Know Your Silver
Silver is the metal of tradition and choice for saddle decoration and to draw the judge’s attention to you and your horse in the competition ring. However, just because your saddle has silvery metal on the skirt or horn doesn’t mean that it’s really silver. Before you buy a saddle with “silver,” make sure you know exactly what that “silver” is.
Saddle Silver usually will be one of the following four types, listed from least costly to most costly:
Silver Plating: A thin layer of silver is electroplated to a base layer of another metal. This silver layering is inexpensive and looks great when it’s new, but it can wear off with repeated polishing and wear.
German Silver: Widely used in Western tack, it’s actually an alloy of nickel, copper, and sometimes zinc. The benefit? It oxidizes slowly and can stay clean without constant polishing that true silver requires.
San Simeon Silver: Contains 10% sterling silver for shine and durability at a reduced cost.
Sterling Silver: The 92.5 stamp marks the purest silver. It is generally considered to be the top of the line for shine. It’s expensive, and silver costs are rising. Sterling adds value to your saddle, but does require investment and upkeep time.
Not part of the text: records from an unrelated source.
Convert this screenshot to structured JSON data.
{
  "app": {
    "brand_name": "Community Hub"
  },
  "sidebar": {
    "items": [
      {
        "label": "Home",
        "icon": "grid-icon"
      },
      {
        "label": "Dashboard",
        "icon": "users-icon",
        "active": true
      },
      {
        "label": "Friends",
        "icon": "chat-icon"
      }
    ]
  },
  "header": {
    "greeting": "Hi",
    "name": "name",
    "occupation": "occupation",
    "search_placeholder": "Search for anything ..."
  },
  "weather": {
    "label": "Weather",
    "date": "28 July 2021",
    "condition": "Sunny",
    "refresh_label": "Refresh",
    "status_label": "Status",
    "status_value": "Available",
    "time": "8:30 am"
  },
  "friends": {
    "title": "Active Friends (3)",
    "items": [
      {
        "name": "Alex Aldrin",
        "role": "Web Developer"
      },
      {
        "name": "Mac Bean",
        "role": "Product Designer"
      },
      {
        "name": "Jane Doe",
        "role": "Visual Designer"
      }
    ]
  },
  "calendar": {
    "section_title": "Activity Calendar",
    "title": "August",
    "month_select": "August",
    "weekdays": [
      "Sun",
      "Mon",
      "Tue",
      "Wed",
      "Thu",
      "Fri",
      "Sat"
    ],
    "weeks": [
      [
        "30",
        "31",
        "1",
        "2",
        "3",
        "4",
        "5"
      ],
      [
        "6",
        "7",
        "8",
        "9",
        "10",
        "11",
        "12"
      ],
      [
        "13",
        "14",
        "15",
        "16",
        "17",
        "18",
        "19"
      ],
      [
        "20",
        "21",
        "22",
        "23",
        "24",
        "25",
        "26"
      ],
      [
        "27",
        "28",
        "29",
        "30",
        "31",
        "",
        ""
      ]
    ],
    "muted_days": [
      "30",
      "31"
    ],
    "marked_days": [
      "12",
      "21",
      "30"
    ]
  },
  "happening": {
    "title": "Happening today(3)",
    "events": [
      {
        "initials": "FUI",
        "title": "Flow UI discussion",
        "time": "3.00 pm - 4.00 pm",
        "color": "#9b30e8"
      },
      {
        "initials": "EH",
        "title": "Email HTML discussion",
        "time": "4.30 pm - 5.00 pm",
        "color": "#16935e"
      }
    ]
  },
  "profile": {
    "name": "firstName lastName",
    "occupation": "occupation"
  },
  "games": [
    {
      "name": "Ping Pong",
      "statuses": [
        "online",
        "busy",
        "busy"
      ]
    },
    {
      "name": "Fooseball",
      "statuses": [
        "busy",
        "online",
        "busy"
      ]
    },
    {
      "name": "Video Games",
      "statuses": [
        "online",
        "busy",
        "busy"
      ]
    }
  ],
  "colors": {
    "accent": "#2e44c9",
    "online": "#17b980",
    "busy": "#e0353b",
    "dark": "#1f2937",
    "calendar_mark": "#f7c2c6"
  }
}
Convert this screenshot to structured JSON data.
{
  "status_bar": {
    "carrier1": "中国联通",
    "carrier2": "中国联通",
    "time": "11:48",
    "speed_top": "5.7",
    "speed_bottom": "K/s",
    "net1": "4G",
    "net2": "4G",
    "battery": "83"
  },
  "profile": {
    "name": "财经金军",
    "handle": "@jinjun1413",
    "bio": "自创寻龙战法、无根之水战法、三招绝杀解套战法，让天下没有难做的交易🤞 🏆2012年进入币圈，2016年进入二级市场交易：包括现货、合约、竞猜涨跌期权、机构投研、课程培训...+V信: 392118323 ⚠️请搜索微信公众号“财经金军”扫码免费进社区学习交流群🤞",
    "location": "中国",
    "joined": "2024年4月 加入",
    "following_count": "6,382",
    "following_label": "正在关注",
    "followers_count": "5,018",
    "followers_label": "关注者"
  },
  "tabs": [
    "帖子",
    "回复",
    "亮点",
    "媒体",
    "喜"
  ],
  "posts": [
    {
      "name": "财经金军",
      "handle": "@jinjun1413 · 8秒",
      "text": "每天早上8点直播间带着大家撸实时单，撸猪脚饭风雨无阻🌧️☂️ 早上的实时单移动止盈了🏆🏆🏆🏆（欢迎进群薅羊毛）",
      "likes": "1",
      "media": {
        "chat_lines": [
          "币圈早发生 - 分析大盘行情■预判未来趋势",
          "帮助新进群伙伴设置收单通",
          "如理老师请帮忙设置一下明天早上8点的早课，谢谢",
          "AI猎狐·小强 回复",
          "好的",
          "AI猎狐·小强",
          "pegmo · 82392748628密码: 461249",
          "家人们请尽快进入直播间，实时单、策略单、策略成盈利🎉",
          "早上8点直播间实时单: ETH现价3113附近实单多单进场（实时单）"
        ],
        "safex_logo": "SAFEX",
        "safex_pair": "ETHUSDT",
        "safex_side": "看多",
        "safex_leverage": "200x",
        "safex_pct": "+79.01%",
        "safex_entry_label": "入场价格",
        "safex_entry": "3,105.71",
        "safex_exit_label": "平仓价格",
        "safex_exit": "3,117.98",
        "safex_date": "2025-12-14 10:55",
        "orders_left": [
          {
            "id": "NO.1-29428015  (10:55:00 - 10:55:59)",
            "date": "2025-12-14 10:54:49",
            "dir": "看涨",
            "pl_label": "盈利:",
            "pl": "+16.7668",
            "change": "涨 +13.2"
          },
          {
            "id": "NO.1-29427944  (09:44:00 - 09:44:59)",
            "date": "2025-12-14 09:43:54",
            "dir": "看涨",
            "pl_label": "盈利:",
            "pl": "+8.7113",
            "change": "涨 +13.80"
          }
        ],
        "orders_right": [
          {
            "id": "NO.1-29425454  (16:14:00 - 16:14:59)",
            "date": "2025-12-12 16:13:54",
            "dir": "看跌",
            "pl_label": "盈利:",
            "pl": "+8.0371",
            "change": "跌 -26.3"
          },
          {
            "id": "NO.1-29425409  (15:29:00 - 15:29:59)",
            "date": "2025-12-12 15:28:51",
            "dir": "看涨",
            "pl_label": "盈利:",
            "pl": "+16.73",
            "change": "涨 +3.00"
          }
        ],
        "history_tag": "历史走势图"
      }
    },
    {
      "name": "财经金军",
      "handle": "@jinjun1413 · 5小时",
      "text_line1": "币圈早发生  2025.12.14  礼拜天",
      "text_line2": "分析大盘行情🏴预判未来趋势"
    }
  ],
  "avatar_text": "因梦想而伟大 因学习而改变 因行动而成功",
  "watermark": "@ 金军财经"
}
Saddle silversmiths have always been an integral part of the tradition and art of western craftsmanship including saddle trim, bits, spurs, belt buckles,